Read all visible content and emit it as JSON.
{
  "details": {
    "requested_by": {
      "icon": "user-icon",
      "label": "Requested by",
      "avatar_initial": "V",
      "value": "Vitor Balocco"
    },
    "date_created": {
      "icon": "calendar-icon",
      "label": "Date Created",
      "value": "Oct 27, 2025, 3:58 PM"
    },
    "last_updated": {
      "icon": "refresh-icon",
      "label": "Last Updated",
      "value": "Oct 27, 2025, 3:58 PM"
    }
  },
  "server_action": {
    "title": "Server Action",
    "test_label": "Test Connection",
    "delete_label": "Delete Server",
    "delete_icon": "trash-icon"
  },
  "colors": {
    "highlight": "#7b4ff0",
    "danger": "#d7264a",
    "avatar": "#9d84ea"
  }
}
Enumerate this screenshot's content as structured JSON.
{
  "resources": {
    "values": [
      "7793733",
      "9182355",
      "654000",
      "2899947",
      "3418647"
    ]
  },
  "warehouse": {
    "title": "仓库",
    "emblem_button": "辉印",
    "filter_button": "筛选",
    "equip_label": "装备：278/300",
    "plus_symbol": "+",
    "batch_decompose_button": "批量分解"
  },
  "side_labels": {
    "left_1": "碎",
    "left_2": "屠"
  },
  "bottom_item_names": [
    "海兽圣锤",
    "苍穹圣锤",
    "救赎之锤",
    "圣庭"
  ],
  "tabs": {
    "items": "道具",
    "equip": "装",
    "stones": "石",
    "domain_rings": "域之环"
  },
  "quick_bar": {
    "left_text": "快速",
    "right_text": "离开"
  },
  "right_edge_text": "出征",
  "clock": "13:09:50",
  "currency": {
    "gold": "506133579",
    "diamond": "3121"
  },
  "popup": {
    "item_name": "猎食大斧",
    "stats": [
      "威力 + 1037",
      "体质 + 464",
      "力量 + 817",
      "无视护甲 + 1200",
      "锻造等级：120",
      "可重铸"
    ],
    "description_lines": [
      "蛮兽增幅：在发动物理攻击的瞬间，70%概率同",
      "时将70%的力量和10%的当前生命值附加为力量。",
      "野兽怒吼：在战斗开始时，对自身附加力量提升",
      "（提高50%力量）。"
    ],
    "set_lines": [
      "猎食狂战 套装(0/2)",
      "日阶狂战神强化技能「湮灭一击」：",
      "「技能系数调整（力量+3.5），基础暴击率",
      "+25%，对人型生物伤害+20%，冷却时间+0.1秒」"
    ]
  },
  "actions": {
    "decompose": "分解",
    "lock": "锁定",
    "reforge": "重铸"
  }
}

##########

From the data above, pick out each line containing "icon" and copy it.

→ Written solution
      "icon": "user-icon",
      "icon": "calendar-icon",
      "icon": "refresh-icon",
    "delete_icon": "trash-icon"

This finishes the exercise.